__Exercise__: Pictures do not belong in the copy; restate the records below word for word.

__Data extracted from a collection__:
================

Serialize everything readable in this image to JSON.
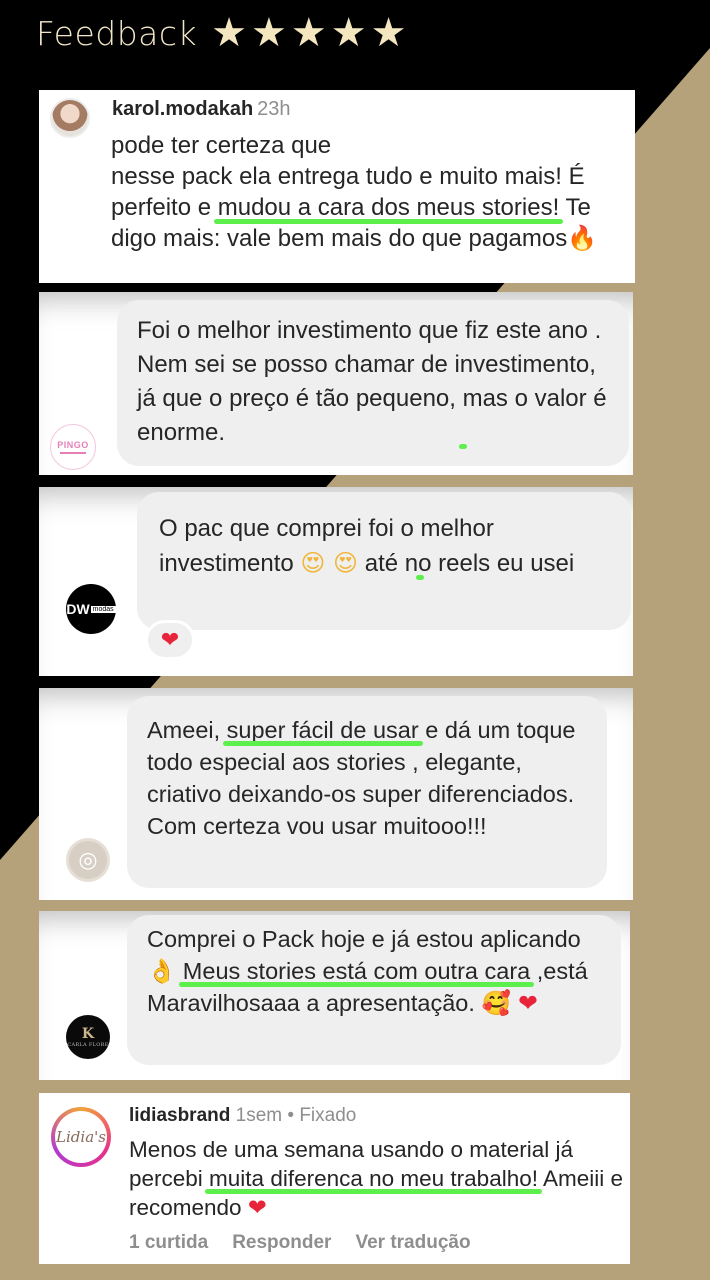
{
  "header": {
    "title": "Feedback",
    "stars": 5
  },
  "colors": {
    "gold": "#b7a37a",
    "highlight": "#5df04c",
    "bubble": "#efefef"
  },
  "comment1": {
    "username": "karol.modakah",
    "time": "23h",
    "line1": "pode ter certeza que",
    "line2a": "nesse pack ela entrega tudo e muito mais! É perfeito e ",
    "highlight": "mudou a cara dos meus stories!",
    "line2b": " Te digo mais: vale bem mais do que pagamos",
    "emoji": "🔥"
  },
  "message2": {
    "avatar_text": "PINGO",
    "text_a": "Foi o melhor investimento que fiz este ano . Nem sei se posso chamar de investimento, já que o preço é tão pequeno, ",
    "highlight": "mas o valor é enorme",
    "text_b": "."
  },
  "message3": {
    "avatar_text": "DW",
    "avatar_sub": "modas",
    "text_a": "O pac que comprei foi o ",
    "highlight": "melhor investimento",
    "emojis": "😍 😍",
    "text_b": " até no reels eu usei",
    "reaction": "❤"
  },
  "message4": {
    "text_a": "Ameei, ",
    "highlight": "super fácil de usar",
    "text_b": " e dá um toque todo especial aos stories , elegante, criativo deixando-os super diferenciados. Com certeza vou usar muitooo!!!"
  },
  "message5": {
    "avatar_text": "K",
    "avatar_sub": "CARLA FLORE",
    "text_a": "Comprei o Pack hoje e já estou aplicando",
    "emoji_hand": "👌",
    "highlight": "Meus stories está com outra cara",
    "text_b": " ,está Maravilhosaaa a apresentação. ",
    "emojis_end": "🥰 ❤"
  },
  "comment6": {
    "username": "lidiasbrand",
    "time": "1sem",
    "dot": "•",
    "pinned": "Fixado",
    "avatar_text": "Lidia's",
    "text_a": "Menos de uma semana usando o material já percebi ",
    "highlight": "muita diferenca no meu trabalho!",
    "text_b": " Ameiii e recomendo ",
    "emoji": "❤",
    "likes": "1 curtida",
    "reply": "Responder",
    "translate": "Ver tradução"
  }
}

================

__Response box__:
Serialize everything readable in this image to JSON.
{
  "header": {
    "title": "Feedback",
    "stars": 5
  },
  "colors": {
    "gold": "#b7a37a",
    "highlight": "#5df04c",
    "bubble": "#efefef"
  },
  "comment1": {
    "username": "karol.modakah",
    "time": "23h",
    "line1": "pode ter certeza que",
    "line2a": "nesse pack ela entrega tudo e muito mais! É perfeito e ",
    "highlight": "mudou a cara dos meus stories!",
    "line2b": " Te digo mais: vale bem mais do que pagamos",
    "emoji": "🔥"
  },
  "message2": {
    "avatar_text": "PINGO",
    "text_a": "Foi o melhor investimento que fiz este ano . Nem sei se posso chamar de investimento, já que o preço é tão pequeno, ",
    "highlight": "mas o valor é enorme",
    "text_b": "."
  },
  "message3": {
    "avatar_text": "DW",
    "avatar_sub": "modas",
    "text_a": "O pac que comprei foi o ",
    "highlight": "melhor investimento",
    "emojis": "😍 😍",
    "text_b": " até no reels eu usei",
    "reaction": "❤"
  },
  "message4": {
    "text_a": "Ameei, ",
    "highlight": "super fácil de usar",
    "text_b": " e dá um toque todo especial aos stories , elegante, criativo deixando-os super diferenciados. Com certeza vou usar muitooo!!!"
  },
  "message5": {
    "avatar_text": "K",
    "avatar_sub": "CARLA FLORE",
    "text_a": "Comprei o Pack hoje e já estou aplicando",
    "emoji_hand": "👌",
    "highlight": "Meus stories está com outra cara",
    "text_b": " ,está Maravilhosaaa a apresentação. ",
    "emojis_end": "🥰 ❤"
  },
  "comment6": {
    "username": "lidiasbrand",
    "time": "1sem",
    "dot": "•",
    "pinned": "Fixado",
    "avatar_text": "Lidia's",
    "text_a": "Menos de uma semana usando o material já percebi ",
    "highlight": "muita diferenca no meu trabalho!",
    "text_b": " Ameiii e recomendo ",
    "emoji": "❤",
    "likes": "1 curtida",
    "reply": "Responder",
    "translate": "Ver tradução"
  }
}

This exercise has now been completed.